[Recorded data]
········
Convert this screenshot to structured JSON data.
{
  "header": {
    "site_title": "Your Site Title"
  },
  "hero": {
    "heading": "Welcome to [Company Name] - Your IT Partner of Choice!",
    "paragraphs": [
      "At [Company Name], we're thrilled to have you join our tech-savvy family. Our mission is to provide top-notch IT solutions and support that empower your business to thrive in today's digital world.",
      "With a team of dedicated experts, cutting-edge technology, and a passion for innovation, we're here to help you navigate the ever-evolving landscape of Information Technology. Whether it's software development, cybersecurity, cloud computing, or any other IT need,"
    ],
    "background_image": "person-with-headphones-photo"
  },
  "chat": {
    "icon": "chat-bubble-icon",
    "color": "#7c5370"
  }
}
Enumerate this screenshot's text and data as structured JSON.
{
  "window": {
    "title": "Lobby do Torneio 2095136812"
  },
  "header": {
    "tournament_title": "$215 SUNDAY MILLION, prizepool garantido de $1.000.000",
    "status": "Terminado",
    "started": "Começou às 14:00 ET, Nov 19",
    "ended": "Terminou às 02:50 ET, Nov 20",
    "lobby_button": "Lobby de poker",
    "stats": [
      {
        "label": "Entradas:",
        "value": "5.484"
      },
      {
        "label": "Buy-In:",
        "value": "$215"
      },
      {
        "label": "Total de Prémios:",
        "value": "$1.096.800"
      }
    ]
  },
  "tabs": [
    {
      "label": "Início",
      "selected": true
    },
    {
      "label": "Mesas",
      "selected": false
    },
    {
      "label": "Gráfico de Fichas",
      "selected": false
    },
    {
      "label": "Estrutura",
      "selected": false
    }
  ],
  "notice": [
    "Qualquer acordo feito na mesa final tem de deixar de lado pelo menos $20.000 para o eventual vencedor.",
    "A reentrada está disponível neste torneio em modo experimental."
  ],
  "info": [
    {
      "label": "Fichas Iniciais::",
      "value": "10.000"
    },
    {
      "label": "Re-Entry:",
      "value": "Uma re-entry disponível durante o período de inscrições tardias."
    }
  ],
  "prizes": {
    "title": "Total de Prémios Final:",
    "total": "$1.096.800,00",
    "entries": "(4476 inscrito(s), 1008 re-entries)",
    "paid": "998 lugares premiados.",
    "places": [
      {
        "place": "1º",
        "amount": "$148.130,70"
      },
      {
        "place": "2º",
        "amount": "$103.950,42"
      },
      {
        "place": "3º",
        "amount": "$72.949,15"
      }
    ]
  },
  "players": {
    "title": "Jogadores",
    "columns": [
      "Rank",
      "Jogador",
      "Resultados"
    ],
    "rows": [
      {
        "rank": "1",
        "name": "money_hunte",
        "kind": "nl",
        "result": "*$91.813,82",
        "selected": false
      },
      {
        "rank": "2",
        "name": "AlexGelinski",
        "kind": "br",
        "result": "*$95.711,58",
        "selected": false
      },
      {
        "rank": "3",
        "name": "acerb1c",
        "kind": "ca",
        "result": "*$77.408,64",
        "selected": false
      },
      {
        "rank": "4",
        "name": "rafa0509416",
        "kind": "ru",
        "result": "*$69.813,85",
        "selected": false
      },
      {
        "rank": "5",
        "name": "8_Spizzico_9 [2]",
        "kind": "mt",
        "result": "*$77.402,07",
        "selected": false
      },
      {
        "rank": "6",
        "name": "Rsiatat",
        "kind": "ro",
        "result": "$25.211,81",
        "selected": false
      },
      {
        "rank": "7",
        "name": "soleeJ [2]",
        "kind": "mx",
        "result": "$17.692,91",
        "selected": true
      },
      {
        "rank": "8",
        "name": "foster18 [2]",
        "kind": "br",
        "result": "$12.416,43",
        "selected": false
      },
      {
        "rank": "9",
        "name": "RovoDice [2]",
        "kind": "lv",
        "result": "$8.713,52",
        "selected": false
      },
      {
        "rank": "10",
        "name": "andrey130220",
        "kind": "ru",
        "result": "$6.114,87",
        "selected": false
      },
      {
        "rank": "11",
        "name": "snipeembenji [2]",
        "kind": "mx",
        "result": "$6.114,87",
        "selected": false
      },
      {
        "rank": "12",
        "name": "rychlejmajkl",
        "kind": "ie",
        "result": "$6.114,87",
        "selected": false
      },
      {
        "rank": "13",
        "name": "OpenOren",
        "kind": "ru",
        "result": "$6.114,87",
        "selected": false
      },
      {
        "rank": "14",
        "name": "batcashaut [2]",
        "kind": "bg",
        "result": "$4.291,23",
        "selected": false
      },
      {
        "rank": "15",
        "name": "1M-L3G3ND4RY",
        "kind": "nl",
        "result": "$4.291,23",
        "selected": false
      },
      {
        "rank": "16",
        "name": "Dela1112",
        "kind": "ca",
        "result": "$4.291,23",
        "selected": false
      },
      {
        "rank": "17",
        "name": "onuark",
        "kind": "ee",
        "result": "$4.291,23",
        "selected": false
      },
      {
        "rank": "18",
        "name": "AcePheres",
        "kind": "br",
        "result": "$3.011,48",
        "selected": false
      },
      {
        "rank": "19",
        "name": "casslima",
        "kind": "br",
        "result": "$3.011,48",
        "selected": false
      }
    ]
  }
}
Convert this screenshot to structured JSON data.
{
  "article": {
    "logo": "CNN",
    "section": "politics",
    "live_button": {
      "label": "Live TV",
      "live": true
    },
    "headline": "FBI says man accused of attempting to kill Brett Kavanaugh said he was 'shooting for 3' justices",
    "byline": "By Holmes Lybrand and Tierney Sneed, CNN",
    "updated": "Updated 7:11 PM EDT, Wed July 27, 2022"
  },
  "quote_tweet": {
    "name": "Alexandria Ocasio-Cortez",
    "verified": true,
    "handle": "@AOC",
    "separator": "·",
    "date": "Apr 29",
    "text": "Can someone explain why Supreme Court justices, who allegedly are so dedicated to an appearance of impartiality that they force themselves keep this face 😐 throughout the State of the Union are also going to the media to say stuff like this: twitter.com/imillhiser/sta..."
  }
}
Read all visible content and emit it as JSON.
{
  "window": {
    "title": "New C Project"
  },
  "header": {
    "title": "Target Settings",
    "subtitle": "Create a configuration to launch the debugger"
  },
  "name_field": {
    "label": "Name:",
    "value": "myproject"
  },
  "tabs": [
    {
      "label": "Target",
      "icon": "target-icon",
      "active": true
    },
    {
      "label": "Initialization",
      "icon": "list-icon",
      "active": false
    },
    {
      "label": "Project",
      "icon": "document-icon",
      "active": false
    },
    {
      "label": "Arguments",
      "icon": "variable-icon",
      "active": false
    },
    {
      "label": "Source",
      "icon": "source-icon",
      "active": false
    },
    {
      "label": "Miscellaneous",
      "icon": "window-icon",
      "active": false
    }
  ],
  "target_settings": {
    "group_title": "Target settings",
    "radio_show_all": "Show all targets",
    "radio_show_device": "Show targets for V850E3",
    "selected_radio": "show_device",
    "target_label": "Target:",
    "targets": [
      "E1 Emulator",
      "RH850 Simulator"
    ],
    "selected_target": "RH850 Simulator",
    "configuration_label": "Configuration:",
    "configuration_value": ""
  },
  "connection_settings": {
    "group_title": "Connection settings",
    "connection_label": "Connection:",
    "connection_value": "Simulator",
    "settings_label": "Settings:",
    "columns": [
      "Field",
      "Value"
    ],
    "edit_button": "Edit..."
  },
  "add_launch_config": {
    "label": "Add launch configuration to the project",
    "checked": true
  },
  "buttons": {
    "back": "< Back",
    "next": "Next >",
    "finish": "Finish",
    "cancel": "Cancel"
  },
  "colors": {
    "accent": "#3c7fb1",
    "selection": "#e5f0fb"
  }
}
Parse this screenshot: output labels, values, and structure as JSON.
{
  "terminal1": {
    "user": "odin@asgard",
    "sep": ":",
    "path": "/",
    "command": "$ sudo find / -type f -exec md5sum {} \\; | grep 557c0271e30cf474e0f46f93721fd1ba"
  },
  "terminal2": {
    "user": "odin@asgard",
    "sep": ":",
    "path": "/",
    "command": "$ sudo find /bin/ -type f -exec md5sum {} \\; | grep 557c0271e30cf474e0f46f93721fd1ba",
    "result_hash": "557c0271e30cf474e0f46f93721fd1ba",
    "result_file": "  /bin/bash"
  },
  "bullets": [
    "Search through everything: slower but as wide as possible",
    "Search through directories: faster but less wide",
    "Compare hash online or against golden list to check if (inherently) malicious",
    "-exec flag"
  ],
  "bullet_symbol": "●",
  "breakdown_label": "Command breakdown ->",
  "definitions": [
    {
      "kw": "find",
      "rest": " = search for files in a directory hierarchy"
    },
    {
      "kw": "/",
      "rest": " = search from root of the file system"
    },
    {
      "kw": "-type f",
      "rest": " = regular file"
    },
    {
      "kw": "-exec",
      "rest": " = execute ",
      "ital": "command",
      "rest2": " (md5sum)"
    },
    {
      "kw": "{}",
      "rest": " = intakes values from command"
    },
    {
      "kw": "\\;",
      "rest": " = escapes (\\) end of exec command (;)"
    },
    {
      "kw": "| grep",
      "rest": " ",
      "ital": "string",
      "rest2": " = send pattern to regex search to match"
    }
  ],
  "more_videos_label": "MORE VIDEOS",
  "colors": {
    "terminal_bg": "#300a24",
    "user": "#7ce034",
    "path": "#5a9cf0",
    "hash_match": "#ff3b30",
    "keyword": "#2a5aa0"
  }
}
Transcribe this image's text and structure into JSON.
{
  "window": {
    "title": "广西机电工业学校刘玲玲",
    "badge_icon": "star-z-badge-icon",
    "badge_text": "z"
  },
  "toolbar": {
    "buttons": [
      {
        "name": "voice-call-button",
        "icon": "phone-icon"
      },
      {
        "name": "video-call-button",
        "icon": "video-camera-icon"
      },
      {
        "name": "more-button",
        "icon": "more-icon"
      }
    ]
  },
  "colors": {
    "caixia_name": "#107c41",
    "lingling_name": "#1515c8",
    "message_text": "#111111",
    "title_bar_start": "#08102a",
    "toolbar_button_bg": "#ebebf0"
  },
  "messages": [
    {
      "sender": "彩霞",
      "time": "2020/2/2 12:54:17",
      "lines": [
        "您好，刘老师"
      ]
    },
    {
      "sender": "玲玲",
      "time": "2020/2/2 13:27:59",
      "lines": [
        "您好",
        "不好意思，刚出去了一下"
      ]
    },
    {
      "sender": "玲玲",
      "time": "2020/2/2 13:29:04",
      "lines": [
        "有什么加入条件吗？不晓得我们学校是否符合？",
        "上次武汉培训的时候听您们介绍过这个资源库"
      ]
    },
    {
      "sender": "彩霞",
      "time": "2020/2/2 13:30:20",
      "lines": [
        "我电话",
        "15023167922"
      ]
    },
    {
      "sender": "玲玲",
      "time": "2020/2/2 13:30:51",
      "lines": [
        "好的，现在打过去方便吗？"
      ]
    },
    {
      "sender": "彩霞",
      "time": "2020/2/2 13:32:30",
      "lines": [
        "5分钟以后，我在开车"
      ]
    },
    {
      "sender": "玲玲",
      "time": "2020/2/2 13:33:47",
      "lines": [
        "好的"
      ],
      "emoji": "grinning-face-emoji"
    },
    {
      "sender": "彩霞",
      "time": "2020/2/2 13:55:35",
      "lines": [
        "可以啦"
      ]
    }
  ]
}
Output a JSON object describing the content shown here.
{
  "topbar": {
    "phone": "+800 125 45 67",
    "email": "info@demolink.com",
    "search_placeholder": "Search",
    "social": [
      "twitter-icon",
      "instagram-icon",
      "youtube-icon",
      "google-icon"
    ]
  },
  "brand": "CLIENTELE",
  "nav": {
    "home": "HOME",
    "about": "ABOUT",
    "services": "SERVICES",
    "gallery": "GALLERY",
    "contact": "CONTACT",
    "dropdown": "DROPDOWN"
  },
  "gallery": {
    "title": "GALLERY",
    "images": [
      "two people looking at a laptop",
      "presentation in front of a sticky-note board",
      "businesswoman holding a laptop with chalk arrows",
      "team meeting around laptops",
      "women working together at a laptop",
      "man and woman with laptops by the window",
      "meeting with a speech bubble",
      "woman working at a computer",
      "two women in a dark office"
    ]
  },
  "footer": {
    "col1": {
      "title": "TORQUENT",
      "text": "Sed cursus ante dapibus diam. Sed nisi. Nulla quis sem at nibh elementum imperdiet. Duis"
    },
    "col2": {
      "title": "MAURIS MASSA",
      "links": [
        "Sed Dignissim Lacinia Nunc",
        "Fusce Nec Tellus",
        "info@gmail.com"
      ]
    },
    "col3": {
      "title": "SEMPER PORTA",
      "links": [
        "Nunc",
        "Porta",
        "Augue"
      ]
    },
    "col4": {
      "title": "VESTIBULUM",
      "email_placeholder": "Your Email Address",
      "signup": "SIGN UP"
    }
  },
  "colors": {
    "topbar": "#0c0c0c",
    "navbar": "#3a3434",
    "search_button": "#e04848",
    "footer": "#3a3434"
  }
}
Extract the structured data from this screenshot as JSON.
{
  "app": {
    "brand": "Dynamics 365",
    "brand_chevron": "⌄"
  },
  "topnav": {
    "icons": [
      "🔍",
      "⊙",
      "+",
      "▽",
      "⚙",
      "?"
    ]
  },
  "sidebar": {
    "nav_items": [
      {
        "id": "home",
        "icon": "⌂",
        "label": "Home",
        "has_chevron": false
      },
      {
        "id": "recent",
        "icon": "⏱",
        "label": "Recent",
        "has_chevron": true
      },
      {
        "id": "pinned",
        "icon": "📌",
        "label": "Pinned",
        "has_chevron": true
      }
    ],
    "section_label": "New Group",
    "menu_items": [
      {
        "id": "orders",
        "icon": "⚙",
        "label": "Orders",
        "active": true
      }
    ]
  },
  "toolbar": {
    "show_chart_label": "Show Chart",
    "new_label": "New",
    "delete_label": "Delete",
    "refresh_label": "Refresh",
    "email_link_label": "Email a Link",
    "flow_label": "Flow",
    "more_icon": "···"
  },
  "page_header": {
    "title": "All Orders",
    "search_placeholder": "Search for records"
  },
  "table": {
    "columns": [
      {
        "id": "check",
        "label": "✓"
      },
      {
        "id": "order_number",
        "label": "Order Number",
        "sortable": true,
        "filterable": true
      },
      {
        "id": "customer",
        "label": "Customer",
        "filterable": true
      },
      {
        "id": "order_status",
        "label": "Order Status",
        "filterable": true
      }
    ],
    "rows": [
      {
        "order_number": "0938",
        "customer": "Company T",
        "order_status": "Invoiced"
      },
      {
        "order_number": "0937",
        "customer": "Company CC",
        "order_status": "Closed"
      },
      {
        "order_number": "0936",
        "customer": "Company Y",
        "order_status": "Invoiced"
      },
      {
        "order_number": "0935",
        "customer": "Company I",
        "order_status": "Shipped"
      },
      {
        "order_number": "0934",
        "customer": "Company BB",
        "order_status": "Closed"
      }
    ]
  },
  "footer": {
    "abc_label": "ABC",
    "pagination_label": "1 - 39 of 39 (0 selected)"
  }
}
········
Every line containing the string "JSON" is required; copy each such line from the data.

Convert this screenshot to structured JSON data.
Enumerate this screenshot's text and data as structured JSON.
Convert this screenshot to structured JSON data.
Read all visible content and emit it as JSON.
Parse this screenshot: output labels, values, and structure as JSON.
Transcribe this image's text and structure into JSON.
Output a JSON object describing the content shown here.
Extract the structured data from this screenshot as JSON.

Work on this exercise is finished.